Finally, an indicator representing connection.
Annoyingly enough, while using VoiceOver, there is not a dedicated Home button on the device; as seen on other pocket braille displays. You can still get to the iDevice home screen by pressing SPACEBAR+dots 1, 2 and 5; that’s the letter H in braille, but that sort of defeats the idea of 1 handed functionality. Speaking of which, the navigation buttons are prominent enough to be used when the device is in a pocket. Refer to the links at the end of this entry for further information on Focus 14 Blue controls.
Although slightly bigger than other mini displays that I have tried in my travels, I have found it to be enjoyable to use, both as an iDevice controller and as a PC screen reader display. The JAWS screen reader implements the Focus displays quite extensively. Refer to the manual link found at the end of this entry. Fourteen braille cells give you just enough room for efficient reading, although I would not go any smaller than that. I have tried 12 cell displays in the past and simply got frustrated with the amount of manipulation needed to move through information. Following is a quick list of pros and cons I compiled while using the device.
Small form factor,
Long battery life,
Smooth reading surface,
Comfortable to hold in one hand,
Nice array of navigation keys.
No dedicated Home button for VoiceOver,
Repeated mode button in VoiceOver,
Miscellaneous and Links
I was not sure under which heading I should place this particular issue. I thought of the RTFM heading (Read The Fluffy Manual), but settled on this instead. I was playing around with the Focus and managed to press the left mode button with the most right cursor routing button. This just so happens to disable the braille keyboard. For a few tense minutes, I thought that the Focus might be broken. I finally found my issue and was able to re-enable the keyboard by pressing right mode button with most left routing key.
Disabling the keyboard can be handy if you do not want keys to be pressed while in your pocket. The navigation keys will still work in this mode, so you can still navigate to your heart’s content.
Here is a feature I would love to see in these displays. The ability to turn off the braille display portion while still being able to use the navigation and keyboarding option of the unit. Sometimes, I could do without using braille and this keyboard is fantastic on its own. This would also conserve battery power.
There is more to discover about this device.
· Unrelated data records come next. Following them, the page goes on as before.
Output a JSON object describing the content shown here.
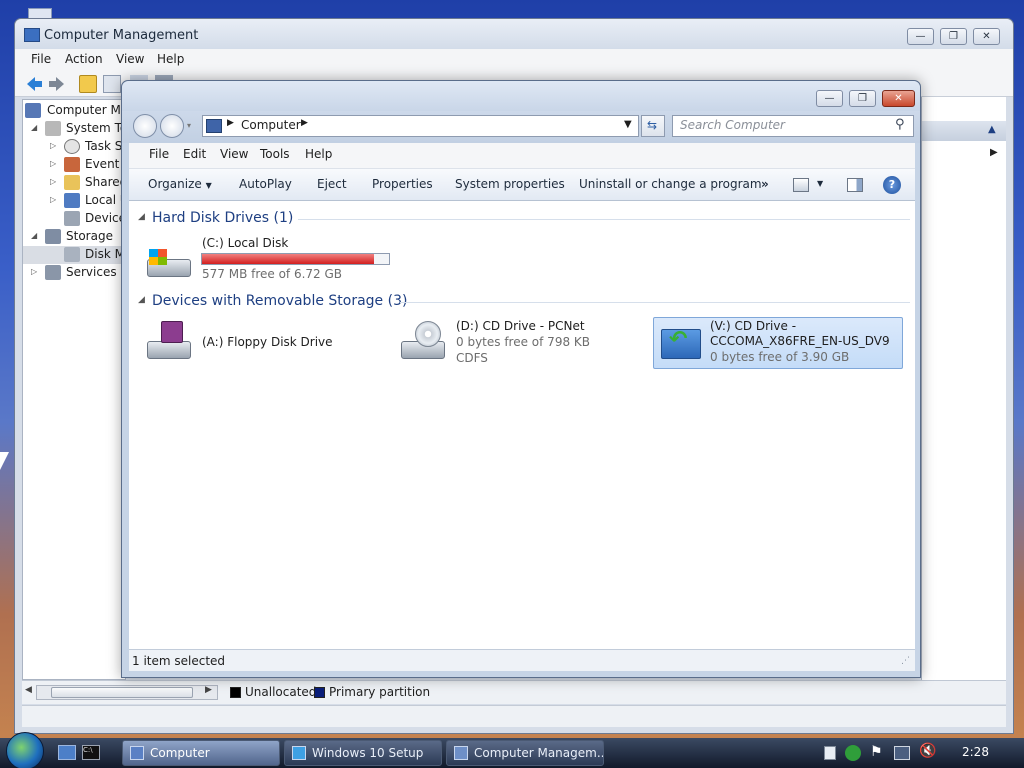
{
  "computer_management": {
    "title": "Computer Management",
    "menu": [
      {
        "label": "File"
      },
      {
        "label": "Action"
      },
      {
        "label": "View"
      },
      {
        "label": "Help"
      }
    ],
    "tree": [
      {
        "label": "Computer Ma",
        "icon": "computer-icon"
      },
      {
        "label": "System To",
        "icon": "tools-icon"
      },
      {
        "label": "Task Sc",
        "icon": "clock-icon"
      },
      {
        "label": "Event V",
        "icon": "event-viewer-icon"
      },
      {
        "label": "Shared",
        "icon": "shared-folder-icon"
      },
      {
        "label": "Local U",
        "icon": "users-icon"
      },
      {
        "label": "Device",
        "icon": "device-icon"
      },
      {
        "label": "Storage",
        "icon": "storage-icon"
      },
      {
        "label": "Disk M",
        "icon": "disk-icon"
      },
      {
        "label": "Services ar",
        "icon": "services-icon"
      }
    ],
    "legend": [
      {
        "label": "Unallocated",
        "color": "#000000"
      },
      {
        "label": "Primary partition",
        "color": "#0a1e7a"
      }
    ]
  },
  "explorer": {
    "address": "Computer",
    "search_placeholder": "Search Computer",
    "menu": [
      {
        "label": "File"
      },
      {
        "label": "Edit"
      },
      {
        "label": "View"
      },
      {
        "label": "Tools"
      },
      {
        "label": "Help"
      }
    ],
    "commands": [
      {
        "label": "Organize"
      },
      {
        "label": "AutoPlay"
      },
      {
        "label": "Eject"
      },
      {
        "label": "Properties"
      },
      {
        "label": "System properties"
      },
      {
        "label": "Uninstall or change a program"
      }
    ],
    "groups": [
      {
        "title": "Hard Disk Drives (1)",
        "items": [
          {
            "name": "(C:) Local Disk",
            "free": "577 MB free of 6.72 GB",
            "used_fraction": 0.92
          }
        ]
      },
      {
        "title": "Devices with Removable Storage (3)",
        "items": [
          {
            "name": "(A:) Floppy Disk Drive"
          },
          {
            "name": "(D:) CD Drive - PCNet",
            "free": "0 bytes free of 798 KB",
            "fs": "CDFS"
          },
          {
            "name": "(V:) CD Drive -",
            "name2": "CCCOMA_X86FRE_EN-US_DV9",
            "free": "0 bytes free of 3.90 GB",
            "selected": true
          }
        ]
      }
    ],
    "status": "1 item selected"
  },
  "taskbar": {
    "buttons": [
      {
        "label": "Computer",
        "active": true
      },
      {
        "label": "Windows 10 Setup"
      },
      {
        "label": "Computer Managem..."
      }
    ],
    "clock": "2:28"
  }
}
For the Focus 14 Blue user’s guide, visit: http://bit.ly/1nA1T0A
To visit Canadialog online go here: http://www.canadialog.com/
For an alternate blog entry on the Focus 14 Blue check out the following article from American Foundation for the Blind: http://bit.ly/1nAaeRL